35 of the Biggest Food Recalls in US History

Source: Justin Sullivan/Getty Images

30. Romaine lettuce
> No. of cases: 32
> No. of deaths: 0

On Nov. 20, 2018 the CDC advised all consumers to throw out any romaine that may be stocked in their refrigerators due to an outbreak of E.coli infections. So far, 32 people have been sickened among 11 states. Thirteen of the 32 people affected by the tainted vegetable were hospitalized from the bacteria, one of which had kidney failure. Not enough information is available to determine which source or sources are the culprit, which is why all products containing romaine, such as bags and boxes of precut lettuce and salad mixes, were urged to be tossed.

Source: Mike Mozart / Flickr

29. SoyNut Butter Company
> No. of cases: 32
> No. of deaths: 0

In 2017, SoyNut Butter Company, which was known for its nut-free granola products and peanut butter substitutes, was the source of a 12-state E. coli outbreak. Thirty-two people fell ill, 26 of which were children.
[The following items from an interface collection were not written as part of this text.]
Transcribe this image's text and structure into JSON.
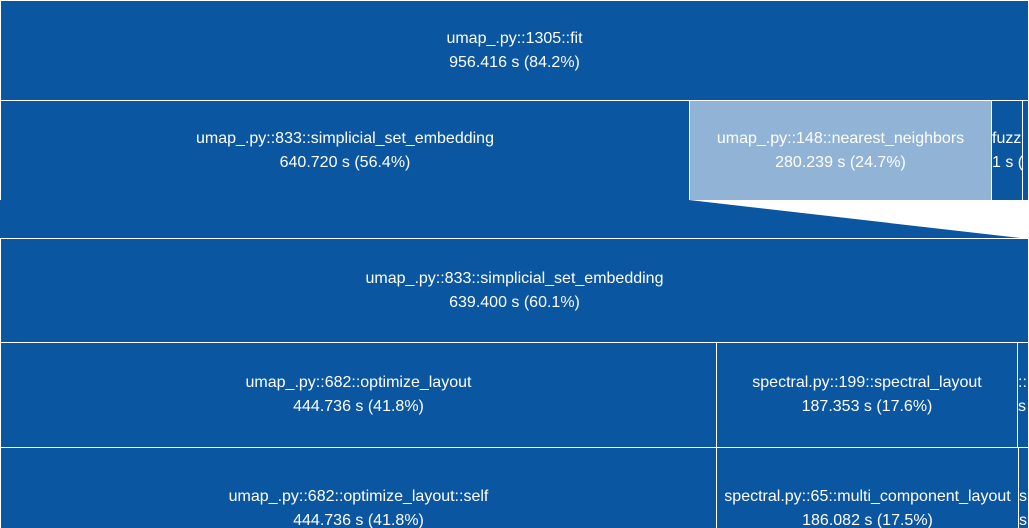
{
  "colors": {
    "node": "#0a56a0",
    "selected": "#91b4d6",
    "border": "#ffffff",
    "text": "#ffffff"
  },
  "top": {
    "fit": {
      "label": "umap_.py::1305::fit",
      "value": "956.416 s (84.2%)"
    },
    "embedding": {
      "label": "umap_.py::833::simplicial_set_embedding",
      "value": "640.720 s (56.4%)"
    },
    "nearest_neighbors": {
      "label": "umap_.py::148::nearest_neighbors",
      "value": "280.239 s (24.7%)"
    },
    "fuzzy": {
      "label": "fuzz",
      "value": "1 s ("
    }
  },
  "zoom": {
    "embedding": {
      "label": "umap_.py::833::simplicial_set_embedding",
      "value": "639.400 s (60.1%)"
    },
    "optimize_layout": {
      "label": "umap_.py::682::optimize_layout",
      "value": "444.736 s (41.8%)"
    },
    "spectral_layout": {
      "label": "spectral.py::199::spectral_layout",
      "value": "187.353 s (17.6%)"
    },
    "small_1": {
      "label": "::",
      "value": "s"
    },
    "optimize_self": {
      "label": "umap_.py::682::optimize_layout::self",
      "value": "444.736 s (41.8%)"
    },
    "multi_component": {
      "label": "spectral.py::65::multi_component_layout",
      "value": "186.082 s (17.5%)"
    },
    "small_2": {
      "label": "s",
      "value": "s"
    }
  }
}
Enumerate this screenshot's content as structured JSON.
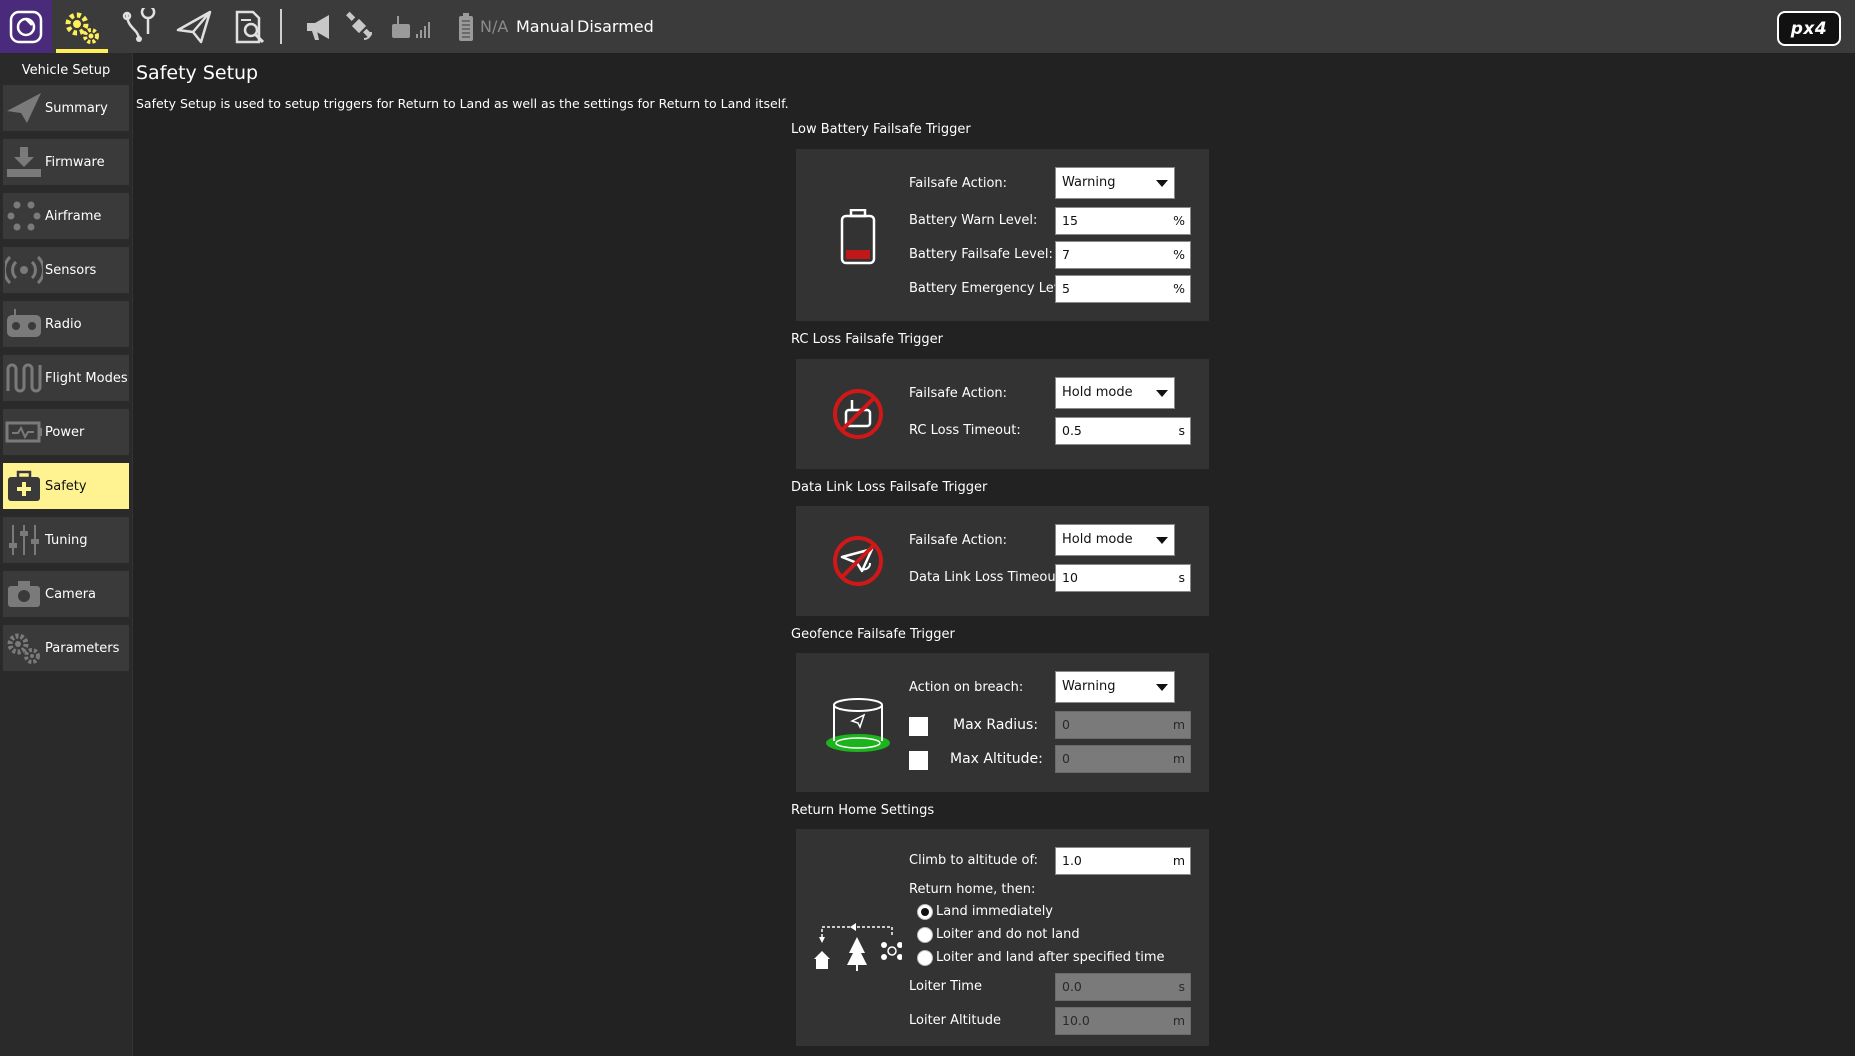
{
  "toolbar": {
    "icons": [
      "qgc-logo-icon",
      "vehicle-setup-icon",
      "plan-icon",
      "fly-icon",
      "analyze-icon",
      "messages-icon",
      "gps-icon",
      "rc-rssi-icon",
      "battery-icon"
    ],
    "battery_text": "N/A",
    "flight_mode": "Manual",
    "arm_status": "Disarmed",
    "brand_logo_text": "px4"
  },
  "sidebar": {
    "title": "Vehicle Setup",
    "items": [
      {
        "label": "Summary",
        "icon": "paper-plane-icon"
      },
      {
        "label": "Firmware",
        "icon": "download-icon"
      },
      {
        "label": "Airframe",
        "icon": "airframe-icon"
      },
      {
        "label": "Sensors",
        "icon": "sensors-icon"
      },
      {
        "label": "Radio",
        "icon": "radio-icon"
      },
      {
        "label": "Flight Modes",
        "icon": "wave-icon"
      },
      {
        "label": "Power",
        "icon": "power-icon"
      },
      {
        "label": "Safety",
        "icon": "safety-case-icon",
        "active": true
      },
      {
        "label": "Tuning",
        "icon": "sliders-icon"
      },
      {
        "label": "Camera",
        "icon": "camera-icon"
      },
      {
        "label": "Parameters",
        "icon": "gears-icon"
      }
    ]
  },
  "main": {
    "title": "Safety Setup",
    "description": "Safety Setup is used to setup triggers for Return to Land as well as the settings for Return to Land itself."
  },
  "low_battery": {
    "title": "Low Battery Failsafe Trigger",
    "failsafe_action_label": "Failsafe Action:",
    "failsafe_action_value": "Warning",
    "warn_label": "Battery Warn Level:",
    "warn_value": "15",
    "failsafe_label": "Battery Failsafe Level:",
    "failsafe_value": "7",
    "emergency_label": "Battery Emergency Level:",
    "emergency_value": "5",
    "unit": "%"
  },
  "rc_loss": {
    "title": "RC Loss Failsafe Trigger",
    "failsafe_action_label": "Failsafe Action:",
    "failsafe_action_value": "Hold mode",
    "timeout_label": "RC Loss Timeout:",
    "timeout_value": "0.5",
    "unit": "s"
  },
  "datalink_loss": {
    "title": "Data Link Loss Failsafe Trigger",
    "failsafe_action_label": "Failsafe Action:",
    "failsafe_action_value": "Hold mode",
    "timeout_label": "Data Link Loss Timeout:",
    "timeout_value": "10",
    "unit": "s"
  },
  "geofence": {
    "title": "Geofence Failsafe Trigger",
    "action_label": "Action on breach:",
    "action_value": "Warning",
    "max_radius_label": "Max Radius:",
    "max_radius_value": "0",
    "max_radius_checked": false,
    "max_altitude_label": "Max Altitude:",
    "max_altitude_value": "0",
    "max_altitude_checked": false,
    "unit": "m"
  },
  "return_home": {
    "title": "Return Home Settings",
    "climb_label": "Climb to altitude of:",
    "climb_value": "1.0",
    "climb_unit": "m",
    "then_label": "Return home, then:",
    "options": [
      {
        "label": "Land immediately",
        "selected": true
      },
      {
        "label": "Loiter and do not land",
        "selected": false
      },
      {
        "label": "Loiter and land after specified time",
        "selected": false
      }
    ],
    "loiter_time_label": "Loiter Time",
    "loiter_time_value": "0.0",
    "loiter_time_unit": "s",
    "loiter_alt_label": "Loiter Altitude",
    "loiter_alt_value": "10.0",
    "loiter_alt_unit": "m"
  },
  "colors": {
    "accent_yellow": "#fff291",
    "toolbar_bg": "#3b3b3b",
    "page_bg": "#222222",
    "panel_bg": "#333333",
    "home_button_bg": "#4a2a7a",
    "geofence_green": "#1db31d",
    "battery_red": "#c01818"
  }
}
The company filed for bankruptcy shortly after the outbreak was linked to its soy nut paste product.

Source: Northfork Bison Distributions Inc.

28. Northfork Bison Distributions, Inc
>No. of cases: 33
> No. of deaths: 0
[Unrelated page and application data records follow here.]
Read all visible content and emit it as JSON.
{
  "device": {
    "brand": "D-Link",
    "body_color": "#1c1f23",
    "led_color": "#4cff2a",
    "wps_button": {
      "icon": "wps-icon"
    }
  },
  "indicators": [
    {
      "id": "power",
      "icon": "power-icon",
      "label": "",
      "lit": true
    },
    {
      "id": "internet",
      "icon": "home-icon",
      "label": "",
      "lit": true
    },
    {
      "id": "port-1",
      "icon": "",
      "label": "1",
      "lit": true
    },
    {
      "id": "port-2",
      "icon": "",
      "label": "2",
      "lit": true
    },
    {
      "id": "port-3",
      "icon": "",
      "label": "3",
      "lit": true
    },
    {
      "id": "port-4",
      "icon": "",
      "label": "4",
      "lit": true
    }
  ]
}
Northfork Bison Distributions, Inc., based in Quebec, Canada, recalled in July 2019 ground bison, including products sold as 4-ounce burger patties, produced between February and April. More than 30 people in eight states got sick, and 18 people were treated in a hospital, according to the CDC.

Source: Topps Burgers
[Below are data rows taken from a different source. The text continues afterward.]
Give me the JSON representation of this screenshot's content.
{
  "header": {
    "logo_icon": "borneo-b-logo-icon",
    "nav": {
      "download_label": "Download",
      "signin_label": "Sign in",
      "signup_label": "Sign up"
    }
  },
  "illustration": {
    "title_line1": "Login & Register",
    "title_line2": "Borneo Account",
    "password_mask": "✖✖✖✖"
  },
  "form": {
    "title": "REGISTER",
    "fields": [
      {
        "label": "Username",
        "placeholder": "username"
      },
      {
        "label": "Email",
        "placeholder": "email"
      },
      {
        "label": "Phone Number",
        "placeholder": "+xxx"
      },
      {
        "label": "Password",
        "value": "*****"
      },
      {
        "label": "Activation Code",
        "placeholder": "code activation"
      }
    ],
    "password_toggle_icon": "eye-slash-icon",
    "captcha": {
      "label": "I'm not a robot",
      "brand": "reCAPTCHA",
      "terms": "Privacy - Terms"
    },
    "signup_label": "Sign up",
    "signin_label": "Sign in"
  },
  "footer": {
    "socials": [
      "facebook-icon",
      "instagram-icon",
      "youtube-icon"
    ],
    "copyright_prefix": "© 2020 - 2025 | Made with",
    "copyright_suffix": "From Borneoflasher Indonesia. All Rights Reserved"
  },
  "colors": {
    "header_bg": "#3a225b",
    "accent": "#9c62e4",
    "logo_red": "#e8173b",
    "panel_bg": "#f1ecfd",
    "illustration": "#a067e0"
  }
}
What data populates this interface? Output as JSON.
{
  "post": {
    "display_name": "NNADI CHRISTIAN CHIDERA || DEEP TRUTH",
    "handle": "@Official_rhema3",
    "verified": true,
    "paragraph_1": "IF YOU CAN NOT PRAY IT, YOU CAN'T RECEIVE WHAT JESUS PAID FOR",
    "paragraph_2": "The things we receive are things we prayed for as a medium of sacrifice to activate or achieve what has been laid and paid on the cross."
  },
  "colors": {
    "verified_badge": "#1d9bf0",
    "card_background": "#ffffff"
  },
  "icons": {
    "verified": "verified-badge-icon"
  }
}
27. Topps Meat Company
> No. of cases: 40
> No. of deaths: 0

Tainted meat from E.coli contamination forced Topps Meat Company to recall 21.7 million pounds of ground meat in 2007. The outbreak sickened 30 people. The incident doomed Topps, at the time the nation’s largest seller of frozen hamburger patties, as the company closed after the outbreak.

Source: Wolterk / iStock

26. General Mills
> No. of cases: 63
> No. of deaths: 0

General Mills, Inc. of Golden Valley, Minnesota, was in for a rude awakening in May 2016 when several batches of raw flour were linked to E. coli. Sixty-three people in 24 states became ill from consuming the flour, and 17 were hospitalized. The outbreak led to a recall of 45 million pounds of flour among three brands: Gold Medal, Gold Medal Wondra, and Signature Kitchens.